When our engagement with the state as a legitimate arbiter of justice in cases of racist violence loses sight of these realities, we risk strengthening the antiblack underpinnings of the prison and policing system in our pursuit of carceral justice. We cannot allow Chin’s memory to be co-opted into a narrative that prisons and police will solve the issues of systemic violence and bigotry that our communities—and those we seek to stand in solidarity with—face. As Virginia police rush to assure us that the murder of Nabra Hassanen was an issue of “road rage” rather than hate violence, as the family of Philando Castile mourn yet another miscarriage of justice in the acquittal of Officer Jeronimo Yanez, and as Seattle police push a narrative of criminalization in the encounter that led to their murder of pregnant Black mother Charleena Lyles, we must reject the premise that safety for East Asian Americans means deeper investment in a state openly waging war on Black, Muslim, queer, and trans communities. As our blood boils that our courts declared Ebens and Nitz “weren’t the kind of men you send to jail,” we must reckon with the fact that, according to the same system, neither was Peter Liang. Playing by the rules of engagement of the carceral state may mean short-term safety for East Asian Americans, but it leaves little room for Black liberation or freedom for Muslim, South Asian, and Southeast Asian Americans with whom we have pledged pan-Asian American political allegiance in the wake of the movement catalyzed by Chin’s murder.
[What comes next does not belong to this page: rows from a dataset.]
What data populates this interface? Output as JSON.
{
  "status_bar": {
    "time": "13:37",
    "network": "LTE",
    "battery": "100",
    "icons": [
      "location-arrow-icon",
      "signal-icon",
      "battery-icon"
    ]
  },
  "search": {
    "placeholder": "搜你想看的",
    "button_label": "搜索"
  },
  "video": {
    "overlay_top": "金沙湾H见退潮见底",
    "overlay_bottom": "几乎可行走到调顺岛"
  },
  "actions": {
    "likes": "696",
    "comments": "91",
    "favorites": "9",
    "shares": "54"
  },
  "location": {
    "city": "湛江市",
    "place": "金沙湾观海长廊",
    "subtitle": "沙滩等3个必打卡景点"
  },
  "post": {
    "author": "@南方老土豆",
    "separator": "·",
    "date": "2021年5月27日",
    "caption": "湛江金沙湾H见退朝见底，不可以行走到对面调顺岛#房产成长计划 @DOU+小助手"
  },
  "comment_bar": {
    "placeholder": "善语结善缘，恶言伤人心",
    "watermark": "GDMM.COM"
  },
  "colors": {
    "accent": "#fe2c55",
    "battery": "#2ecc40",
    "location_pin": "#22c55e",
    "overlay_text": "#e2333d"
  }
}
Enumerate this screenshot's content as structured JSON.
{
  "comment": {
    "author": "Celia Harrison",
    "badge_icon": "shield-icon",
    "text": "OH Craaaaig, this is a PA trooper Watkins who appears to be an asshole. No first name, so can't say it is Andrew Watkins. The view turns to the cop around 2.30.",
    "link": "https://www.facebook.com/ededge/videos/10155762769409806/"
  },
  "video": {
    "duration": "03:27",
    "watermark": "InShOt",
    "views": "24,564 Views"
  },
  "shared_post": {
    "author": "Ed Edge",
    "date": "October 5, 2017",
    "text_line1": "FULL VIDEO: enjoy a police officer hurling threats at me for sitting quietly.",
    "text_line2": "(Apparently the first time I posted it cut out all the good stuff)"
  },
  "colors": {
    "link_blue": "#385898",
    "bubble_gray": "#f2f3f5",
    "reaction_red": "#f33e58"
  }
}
Now more than ever, we need a deep, systemic lens on hate violence that addresses its root causes. Just as Dylann Roof’s death sentence can never absolve the state’s complicity in the antiblack ideologies that motivated the Charleston shooting, no amount of jail time for Ronald Ebens and Michael Nitz would ever address the state’s engagement in anti-Asian xenophobia and economic fear-mongering that facilitated Chin’s murder. We are steeped in a uniquely American culture of violence—one that cannot be resolved through the violence of incarceration. We need to ask the tough questions about justice, safety, and prisons. Who are the sort of people you send to prison? Who is made safe, and who is made to suffer, when we look to the state to remedy hate violence? As we remember Vincent Chin and the movement he gave us, we can’t forget that it was never courts, lawyers, prisons or police that made Asian America stronger in the wake of such devastating loss—it was coming together as disparate communities united by a singular vision of justice.
The author is indebted to the many writers, activists, and advocates who have been at the forefront of engaging critically with the legacy of Vincent Chin and visions of Asian American justice, including Angela Chan of the Asian Law Caucus, Cayden Mak of 18MillionRising, and Andrew Szeto and Karyn Smoot.